*Input for this task*:
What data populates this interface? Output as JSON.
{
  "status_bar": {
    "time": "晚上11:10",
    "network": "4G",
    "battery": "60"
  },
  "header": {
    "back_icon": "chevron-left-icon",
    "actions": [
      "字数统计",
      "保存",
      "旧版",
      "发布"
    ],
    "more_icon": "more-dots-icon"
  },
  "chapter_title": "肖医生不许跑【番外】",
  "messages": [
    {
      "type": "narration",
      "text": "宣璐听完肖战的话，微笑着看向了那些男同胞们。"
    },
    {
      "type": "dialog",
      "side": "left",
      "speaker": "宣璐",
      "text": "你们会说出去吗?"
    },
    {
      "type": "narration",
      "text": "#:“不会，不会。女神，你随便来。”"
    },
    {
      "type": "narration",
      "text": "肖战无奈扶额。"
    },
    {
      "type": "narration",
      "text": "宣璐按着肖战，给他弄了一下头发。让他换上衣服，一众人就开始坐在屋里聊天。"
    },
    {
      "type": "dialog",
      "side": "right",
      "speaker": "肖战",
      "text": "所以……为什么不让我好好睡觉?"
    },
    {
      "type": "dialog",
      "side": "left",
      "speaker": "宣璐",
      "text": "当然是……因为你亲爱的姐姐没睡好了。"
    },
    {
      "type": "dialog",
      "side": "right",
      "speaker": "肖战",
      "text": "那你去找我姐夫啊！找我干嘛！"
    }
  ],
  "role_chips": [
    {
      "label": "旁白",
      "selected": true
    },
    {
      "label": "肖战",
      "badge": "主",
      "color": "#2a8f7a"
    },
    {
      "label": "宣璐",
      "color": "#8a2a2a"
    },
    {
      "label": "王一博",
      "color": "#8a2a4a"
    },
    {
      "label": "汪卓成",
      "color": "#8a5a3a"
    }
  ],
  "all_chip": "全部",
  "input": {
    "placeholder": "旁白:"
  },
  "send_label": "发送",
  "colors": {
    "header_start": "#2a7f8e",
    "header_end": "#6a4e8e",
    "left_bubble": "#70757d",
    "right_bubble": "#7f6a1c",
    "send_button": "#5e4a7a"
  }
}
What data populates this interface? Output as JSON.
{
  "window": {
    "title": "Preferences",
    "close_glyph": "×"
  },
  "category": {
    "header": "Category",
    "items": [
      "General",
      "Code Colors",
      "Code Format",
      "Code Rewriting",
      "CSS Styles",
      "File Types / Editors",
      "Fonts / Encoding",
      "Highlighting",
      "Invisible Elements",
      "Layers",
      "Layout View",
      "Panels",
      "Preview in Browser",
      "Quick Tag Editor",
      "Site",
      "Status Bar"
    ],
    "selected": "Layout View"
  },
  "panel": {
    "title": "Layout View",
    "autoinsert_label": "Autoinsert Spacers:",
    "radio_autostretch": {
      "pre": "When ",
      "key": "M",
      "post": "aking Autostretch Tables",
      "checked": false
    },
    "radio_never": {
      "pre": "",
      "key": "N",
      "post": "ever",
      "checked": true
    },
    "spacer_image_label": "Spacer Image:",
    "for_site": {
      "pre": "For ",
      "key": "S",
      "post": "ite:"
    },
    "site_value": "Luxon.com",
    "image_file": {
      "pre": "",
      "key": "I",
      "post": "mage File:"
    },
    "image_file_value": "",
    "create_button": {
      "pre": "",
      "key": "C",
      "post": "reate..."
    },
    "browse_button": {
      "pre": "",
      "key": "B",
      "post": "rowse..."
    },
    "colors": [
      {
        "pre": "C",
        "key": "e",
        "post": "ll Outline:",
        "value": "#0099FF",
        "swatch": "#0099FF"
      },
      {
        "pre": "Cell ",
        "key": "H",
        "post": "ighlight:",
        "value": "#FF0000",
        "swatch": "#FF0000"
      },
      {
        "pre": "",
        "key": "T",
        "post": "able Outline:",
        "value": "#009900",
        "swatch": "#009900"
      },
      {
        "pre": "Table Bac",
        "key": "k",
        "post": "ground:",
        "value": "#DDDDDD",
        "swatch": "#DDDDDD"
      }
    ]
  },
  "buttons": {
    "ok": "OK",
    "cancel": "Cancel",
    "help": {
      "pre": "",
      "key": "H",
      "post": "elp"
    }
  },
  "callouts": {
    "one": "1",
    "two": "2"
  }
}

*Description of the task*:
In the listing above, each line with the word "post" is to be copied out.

*Final answer*:
      "post": "aking Autostretch Tables",
      "post": "ever",
      "post": "ite:"
      "post": "mage File:"
      "post": "reate..."
      "post": "rowse..."
        "post": "ll Outline:",
        "post": "ighlight:",
        "post": "able Outline:",
        "post": "ground:",
      "post": "elp"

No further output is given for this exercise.